What’s the digital version of carving your initials in a tree or writing a message on a wall? In other words, how do mobile users leave a lasting sign of their presence, that says “I was here?” Newly launched LeaveOn is a mobile app born out of a Verona, Italy advertising agency that allows modern travelers to leave text and photo messages digitally across the world…forever! — or as long as this nascent platform stays solvent.
In most cases, these messages, called “balloons,” are viewable publicly for anyone that should find themselves in the same location. For anyone wanting to memorialize the location of an epic adventure or romantic tryst, LeaveOn is their virtual pocket knife or felt-tipped pen.
Communication through LeaveOn is purely unidirectional. There’s no option to reply, like, share, or tag other people’s messages. This is just as well, given that the purpose is to document one’s presence in certain locations. Messages in each location are sorted reverse-chronologically by default, but visitors can search through all past balloons based on user, keyword, or date.
The real question is, does the world have room for another network — another platform to check into? The most technical among us likely suffer from check-in app saturation as it is, while the coming wave of smartphone adopters may be more open to LeaveOn’s travel documenting charm. As PandoDaily managing editor Nathan Pensky astutely pointed out, “It seems to be capitalizing on the whimsy of it all, but how does whimsy scale? It just occurs to me that little cute things like this seem cooler when they’re suuuuper small, and not all pervasive.”
Giving the upstart platform the benefit of the doubt, the follow-on question is, can such a platform be monetized?
Founder Deny Cadorini, believes the answer to the monetization question and that of market need are a resounding yes — and as a founder, he should put forth a confident front. That said, he’s staying mum at this point about future plans for monetization. He claims some unique ideas, while replying with a shocked “OH NO!” when I asked about plans to serve ads. Without ads or a direct commerce tie-in, LeaveOn is going to face an uphill climb to generate revenue.
LeaveOn allows users to follow friends, although the platform is fully synchronous, meaning it requires users to accept follow requests and follow one another mutually. Users can invite friends that they follow on Facebook or by email, although the platform deliberately avoids Facebook Connect for fear of excess virality reducing the personal charm of the experience. Once linked up, followers can then view each other’s various balloons without having to be in the location they were left.
One of the more interesting uses of LeaveOn is the option to leave personal and private messages for friends. The message recipient gets a notification of the awaiting message but, in this case, needs to go to the location to receive it. Sounds like a great way to stage a fun or romantic scavenger hunt. (Heads up to any marriage proposers out there.)

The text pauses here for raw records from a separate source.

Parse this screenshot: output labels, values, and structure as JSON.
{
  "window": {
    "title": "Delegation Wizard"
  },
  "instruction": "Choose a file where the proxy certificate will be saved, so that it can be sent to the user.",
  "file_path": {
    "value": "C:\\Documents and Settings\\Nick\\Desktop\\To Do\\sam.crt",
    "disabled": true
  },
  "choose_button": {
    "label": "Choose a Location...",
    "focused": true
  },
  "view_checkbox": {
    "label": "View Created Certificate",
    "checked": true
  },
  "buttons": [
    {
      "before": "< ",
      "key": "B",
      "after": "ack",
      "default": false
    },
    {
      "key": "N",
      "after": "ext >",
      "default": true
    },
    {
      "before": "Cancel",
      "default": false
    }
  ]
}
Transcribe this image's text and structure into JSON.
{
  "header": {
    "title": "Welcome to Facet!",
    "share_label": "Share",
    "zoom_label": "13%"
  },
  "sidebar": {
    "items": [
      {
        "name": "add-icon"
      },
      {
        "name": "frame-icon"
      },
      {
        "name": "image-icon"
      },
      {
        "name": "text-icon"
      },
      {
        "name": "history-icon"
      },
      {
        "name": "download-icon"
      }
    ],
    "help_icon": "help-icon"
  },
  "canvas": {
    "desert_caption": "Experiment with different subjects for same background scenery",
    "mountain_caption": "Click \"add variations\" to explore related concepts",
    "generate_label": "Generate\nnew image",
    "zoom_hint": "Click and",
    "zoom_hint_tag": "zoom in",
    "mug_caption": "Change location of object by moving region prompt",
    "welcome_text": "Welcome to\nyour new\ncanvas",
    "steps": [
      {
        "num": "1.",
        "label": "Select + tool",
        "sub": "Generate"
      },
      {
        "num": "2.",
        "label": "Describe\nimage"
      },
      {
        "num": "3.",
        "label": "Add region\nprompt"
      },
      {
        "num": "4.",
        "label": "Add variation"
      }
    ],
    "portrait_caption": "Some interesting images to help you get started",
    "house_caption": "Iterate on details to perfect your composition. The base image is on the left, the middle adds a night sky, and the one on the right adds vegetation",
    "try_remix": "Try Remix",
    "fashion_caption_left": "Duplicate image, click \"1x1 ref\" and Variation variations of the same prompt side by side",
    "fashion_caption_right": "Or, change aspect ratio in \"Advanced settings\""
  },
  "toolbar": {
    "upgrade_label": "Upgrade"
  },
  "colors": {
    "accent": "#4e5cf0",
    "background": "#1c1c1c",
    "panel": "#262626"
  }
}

The goal for LeaveOn isn’t to have users check into restaurants and recommend a favorite appetizer. It’s to memorialize special moments and locations long into the future. Anyone who’s ever stumbled upon an old worn message from a previous visitor to a location appreciates the instant connection it builds. “I’m not the only one who’s appreciated this amazing place,” is a natural reaction.
This is a novel concept so far as its the only app to have such a pure use case. Foursquare, Instagram, and to a certain degree Yelp allow users to leave geo-tagged messages and photos in a given location but they lack the impact and emotional purity of a message carved into a bench somewhere.
The service which launched in private beta in March is now available to the public in the iTunes and Google Play marketplaces. The company offers a Web platform as well, where friends can view one another’s balloons.
We’re still in the early days, and with under 1,000 users the chance of serendipitously encountering a waiting balloon are low in most places. By comparison, Kevin Rose’s pet check-in app Oink grabbed 100,000 downloads in its first three weeks after its launch in November 2011, showing that people were at that point at least open to trying new things — it eventually shut down after failing to maintain traction. Keeping fickle mobile users engaged is the real challenge.
We’ll see if Cadorini’s personal passion project catches on and whether he’s willing to continue bootstrapping it until it does. Personally, I like the old world charm meets modern digital tools aspect of LeaveOn and will be leaving my fair share of balloons during my travels.
[A LeaveOn demo video is available here.]
[Image source, Jono Rotten, Flickr]